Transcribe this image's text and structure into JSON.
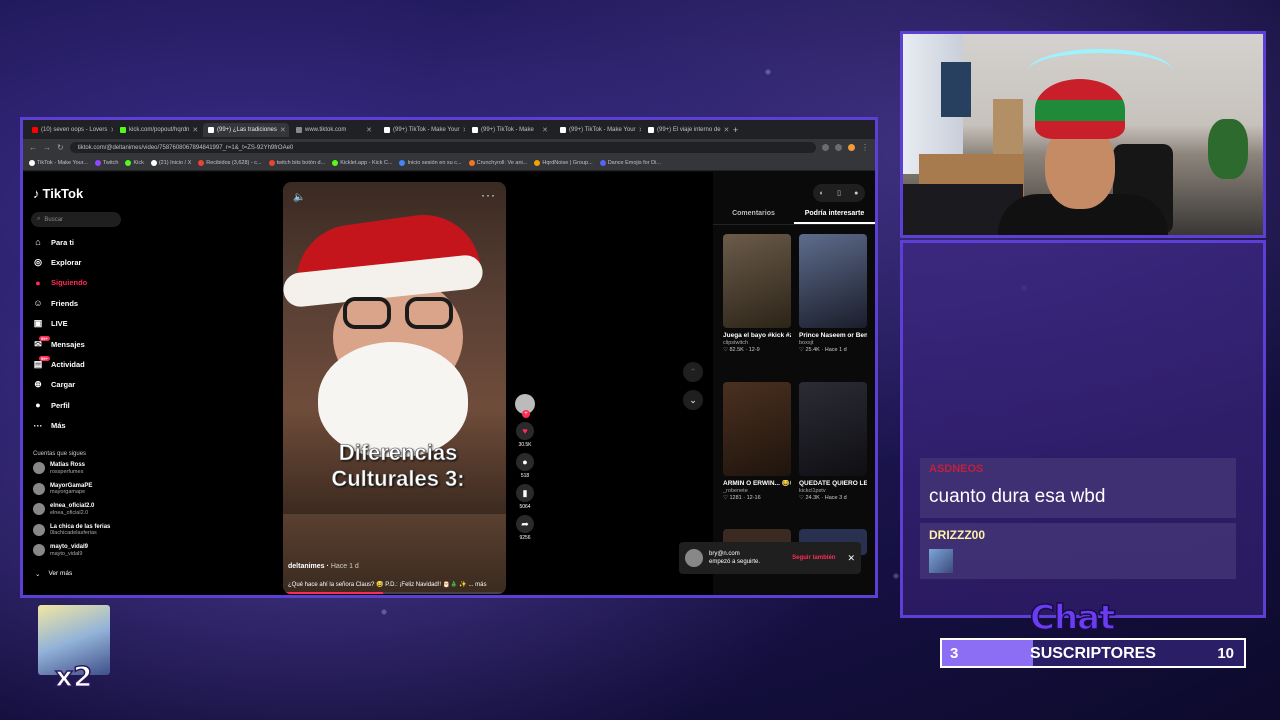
{
  "browser": {
    "tabs": [
      {
        "label": "(10) seven oops - Lovers",
        "color": "#ff0000"
      },
      {
        "label": "kick.com/popout/hqrdn",
        "color": "#53fc18"
      },
      {
        "label": "(99+) ¿Las tradiciones",
        "color": "#ffffff",
        "active": true
      },
      {
        "label": "www.tiktok.com",
        "color": "#888888"
      },
      {
        "label": "(99+) TikTok - Make Your",
        "color": "#ffffff"
      },
      {
        "label": "(99+) TikTok - Make",
        "color": "#ffffff"
      },
      {
        "label": "(99+) TikTok - Make Your",
        "color": "#ffffff"
      },
      {
        "label": "(99+) El viaje interno de",
        "color": "#ffffff"
      }
    ],
    "url": "tiktok.com/@deltanimes/video/7587608067894841997_r=1&_t=ZS-92Yh9frOAe0",
    "bookmarks": [
      {
        "label": "TikTok - Make Your...",
        "color": "#fff"
      },
      {
        "label": "Twitch",
        "color": "#9146ff"
      },
      {
        "label": "Kick",
        "color": "#53fc18"
      },
      {
        "label": "(21) Inicio / X",
        "color": "#fff"
      },
      {
        "label": "Recibidos (3,628) - c...",
        "color": "#ea4335"
      },
      {
        "label": "twitch bits botón d...",
        "color": "#ea4335"
      },
      {
        "label": "Kicklet.app - Kick C...",
        "color": "#53fc18"
      },
      {
        "label": "Inicio sesión en su c...",
        "color": "#4285f4"
      },
      {
        "label": "Crunchyroll: Ve ani...",
        "color": "#f47521"
      },
      {
        "label": "HqrdNoise | Group...",
        "color": "#f4a000"
      },
      {
        "label": "Dance Emojis for Di...",
        "color": "#5865f2"
      }
    ]
  },
  "tiktok": {
    "logo": "TikTok",
    "search_placeholder": "Buscar",
    "nav": [
      {
        "label": "Para ti",
        "icon": "home-icon",
        "glyph": "⌂"
      },
      {
        "label": "Explorar",
        "icon": "compass-icon",
        "glyph": "◎"
      },
      {
        "label": "Siguiendo",
        "icon": "following-icon",
        "glyph": "●",
        "active": true
      },
      {
        "label": "Friends",
        "icon": "friends-icon",
        "glyph": "☺"
      },
      {
        "label": "LIVE",
        "icon": "live-icon",
        "glyph": "▣"
      },
      {
        "label": "Mensajes",
        "icon": "messages-icon",
        "glyph": "✉",
        "badge": "99+"
      },
      {
        "label": "Actividad",
        "icon": "activity-icon",
        "glyph": "▤",
        "badge": "99+"
      },
      {
        "label": "Cargar",
        "icon": "upload-icon",
        "glyph": "⊕"
      },
      {
        "label": "Perfil",
        "icon": "profile-icon",
        "glyph": "●"
      },
      {
        "label": "Más",
        "icon": "more-icon",
        "glyph": "···"
      }
    ],
    "following_title": "Cuentas que sigues",
    "following": [
      {
        "name": "Matias Ross",
        "handle": "rossperfumes"
      },
      {
        "name": "MayorGamaPE",
        "handle": "mayorgamape"
      },
      {
        "name": "elnea_oficial2.0",
        "handle": "elnea_oficial2.0"
      },
      {
        "name": "La chica de las ferias",
        "handle": "0lachicadelasferias"
      },
      {
        "name": "mayto_vidal9",
        "handle": "mayto_vidal9"
      }
    ],
    "see_more": "Ver más",
    "video": {
      "caption": "Diferencias Culturales 3:",
      "author": "deltanimes",
      "time": "Hace 1 d",
      "description": "¿Qué hace ahí la señora Claus? 😅 P.D.: ¡Feliz Navidad!! 🎅🎄 ✨ ... más",
      "progress": 0.45
    },
    "actions": [
      {
        "icon": "heart-icon",
        "glyph": "♥",
        "count": "30.5K",
        "color": "#fe2c55"
      },
      {
        "icon": "comment-icon",
        "glyph": "●",
        "count": "518"
      },
      {
        "icon": "bookmark-icon",
        "glyph": "▮",
        "count": "5064"
      },
      {
        "icon": "share-icon",
        "glyph": "➦",
        "count": "9256"
      }
    ],
    "right_tabs": [
      "Comentarios",
      "Podría interesarte"
    ],
    "cards": [
      {
        "title": "Juega el bayo #kick #zairanara...",
        "user": "clipstwitch",
        "meta": "♡ 82.5K · 12-9",
        "c1": "#6b5b4a",
        "c2": "#2c2418"
      },
      {
        "title": "Prince Naseem or Ben Whittaker ...",
        "user": "boxsjt",
        "meta": "♡ 25.4K · Hace 1 d",
        "c1": "#5e6c8c",
        "c2": "#1a1d2b"
      },
      {
        "title": "ARMIN O ERWIN... 😂😂 #shingeki...",
        "user": "_robenete",
        "meta": "♡ 1281 · 12-16",
        "c1": "#4a3020",
        "c2": "#1f140c"
      },
      {
        "title": "QUEDATE QUIERO LE DIJO GERO A...",
        "user": "kickcl1pstv",
        "meta": "♡ 24.3K · Hace 3 d",
        "c1": "#2c2c35",
        "c2": "#0e0e13"
      }
    ],
    "toast": {
      "user": "bry@n.com",
      "text": "empezó a seguirte.",
      "button": "Seguir también"
    }
  },
  "chat": {
    "messages": [
      {
        "user": "ASDNEOS",
        "text": "cuanto dura esa wbd"
      },
      {
        "user": "DRIZZZ00",
        "text": ""
      }
    ],
    "label": "Chat"
  },
  "subs": {
    "label": "SUSCRIPTORES",
    "current": "3",
    "goal": "10",
    "fraction": 0.3
  },
  "multiplier": "x2",
  "colors": {
    "accent": "#5d3fd3",
    "tiktok_red": "#fe2c55"
  }
}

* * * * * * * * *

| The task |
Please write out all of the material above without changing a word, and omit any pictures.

| Response to this exercise |
Transcribe this image's text and structure into JSON.
{
  "browser": {
    "tabs": [
      {
        "label": "(10) seven oops - Lovers",
        "color": "#ff0000"
      },
      {
        "label": "kick.com/popout/hqrdn",
        "color": "#53fc18"
      },
      {
        "label": "(99+) ¿Las tradiciones",
        "color": "#ffffff",
        "active": true
      },
      {
        "label": "www.tiktok.com",
        "color": "#888888"
      },
      {
        "label": "(99+) TikTok - Make Your",
        "color": "#ffffff"
      },
      {
        "label": "(99+) TikTok - Make",
        "color": "#ffffff"
      },
      {
        "label": "(99+) TikTok - Make Your",
        "color": "#ffffff"
      },
      {
        "label": "(99+) El viaje interno de",
        "color": "#ffffff"
      }
    ],
    "url": "tiktok.com/@deltanimes/video/7587608067894841997_r=1&_t=ZS-92Yh9frOAe0",
    "bookmarks": [
      {
        "label": "TikTok - Make Your...",
        "color": "#fff"
      },
      {
        "label": "Twitch",
        "color": "#9146ff"
      },
      {
        "label": "Kick",
        "color": "#53fc18"
      },
      {
        "label": "(21) Inicio / X",
        "color": "#fff"
      },
      {
        "label": "Recibidos (3,628) - c...",
        "color": "#ea4335"
      },
      {
        "label": "twitch bits botón d...",
        "color": "#ea4335"
      },
      {
        "label": "Kicklet.app - Kick C...",
        "color": "#53fc18"
      },
      {
        "label": "Inicio sesión en su c...",
        "color": "#4285f4"
      },
      {
        "label": "Crunchyroll: Ve ani...",
        "color": "#f47521"
      },
      {
        "label": "HqrdNoise | Group...",
        "color": "#f4a000"
      },
      {
        "label": "Dance Emojis for Di...",
        "color": "#5865f2"
      }
    ]
  },
  "tiktok": {
    "logo": "TikTok",
    "search_placeholder": "Buscar",
    "nav": [
      {
        "label": "Para ti",
        "icon": "home-icon",
        "glyph": "⌂"
      },
      {
        "label": "Explorar",
        "icon": "compass-icon",
        "glyph": "◎"
      },
      {
        "label": "Siguiendo",
        "icon": "following-icon",
        "glyph": "●",
        "active": true
      },
      {
        "label": "Friends",
        "icon": "friends-icon",
        "glyph": "☺"
      },
      {
        "label": "LIVE",
        "icon": "live-icon",
        "glyph": "▣"
      },
      {
        "label": "Mensajes",
        "icon": "messages-icon",
        "glyph": "✉",
        "badge": "99+"
      },
      {
        "label": "Actividad",
        "icon": "activity-icon",
        "glyph": "▤",
        "badge": "99+"
      },
      {
        "label": "Cargar",
        "icon": "upload-icon",
        "glyph": "⊕"
      },
      {
        "label": "Perfil",
        "icon": "profile-icon",
        "glyph": "●"
      },
      {
        "label": "Más",
        "icon": "more-icon",
        "glyph": "···"
      }
    ],
    "following_title": "Cuentas que sigues",
    "following": [
      {
        "name": "Matias Ross",
        "handle": "rossperfumes"
      },
      {
        "name": "MayorGamaPE",
        "handle": "mayorgamape"
      },
      {
        "name": "elnea_oficial2.0",
        "handle": "elnea_oficial2.0"
      },
      {
        "name": "La chica de las ferias",
        "handle": "0lachicadelasferias"
      },
      {
        "name": "mayto_vidal9",
        "handle": "mayto_vidal9"
      }
    ],
    "see_more": "Ver más",
    "video": {
      "caption": "Diferencias Culturales 3:",
      "author": "deltanimes",
      "time": "Hace 1 d",
      "description": "¿Qué hace ahí la señora Claus? 😅 P.D.: ¡Feliz Navidad!! 🎅🎄 ✨ ... más",
      "progress": 0.45
    },
    "actions": [
      {
        "icon": "heart-icon",
        "glyph": "♥",
        "count": "30.5K",
        "color": "#fe2c55"
      },
      {
        "icon": "comment-icon",
        "glyph": "●",
        "count": "518"
      },
      {
        "icon": "bookmark-icon",
        "glyph": "▮",
        "count": "5064"
      },
      {
        "icon": "share-icon",
        "glyph": "➦",
        "count": "9256"
      }
    ],
    "right_tabs": [
      "Comentarios",
      "Podría interesarte"
    ],
    "cards": [
      {
        "title": "Juega el bayo #kick #zairanara...",
        "user": "clipstwitch",
        "meta": "♡ 82.5K · 12-9",
        "c1": "#6b5b4a",
        "c2": "#2c2418"
      },
      {
        "title": "Prince Naseem or Ben Whittaker ...",
        "user": "boxsjt",
        "meta": "♡ 25.4K · Hace 1 d",
        "c1": "#5e6c8c",
        "c2": "#1a1d2b"
      },
      {
        "title": "ARMIN O ERWIN... 😂😂 #shingeki...",
        "user": "_robenete",
        "meta": "♡ 1281 · 12-16",
        "c1": "#4a3020",
        "c2": "#1f140c"
      },
      {
        "title": "QUEDATE QUIERO LE DIJO GERO A...",
        "user": "kickcl1pstv",
        "meta": "♡ 24.3K · Hace 3 d",
        "c1": "#2c2c35",
        "c2": "#0e0e13"
      }
    ],
    "toast": {
      "user": "bry@n.com",
      "text": "empezó a seguirte.",
      "button": "Seguir también"
    }
  },
  "chat": {
    "messages": [
      {
        "user": "ASDNEOS",
        "text": "cuanto dura esa wbd"
      },
      {
        "user": "DRIZZZ00",
        "text": ""
      }
    ],
    "label": "Chat"
  },
  "subs": {
    "label": "SUSCRIPTORES",
    "current": "3",
    "goal": "10",
    "fraction": 0.3
  },
  "multiplier": "x2",
  "colors": {
    "accent": "#5d3fd3",
    "tiktok_red": "#fe2c55"
  }
}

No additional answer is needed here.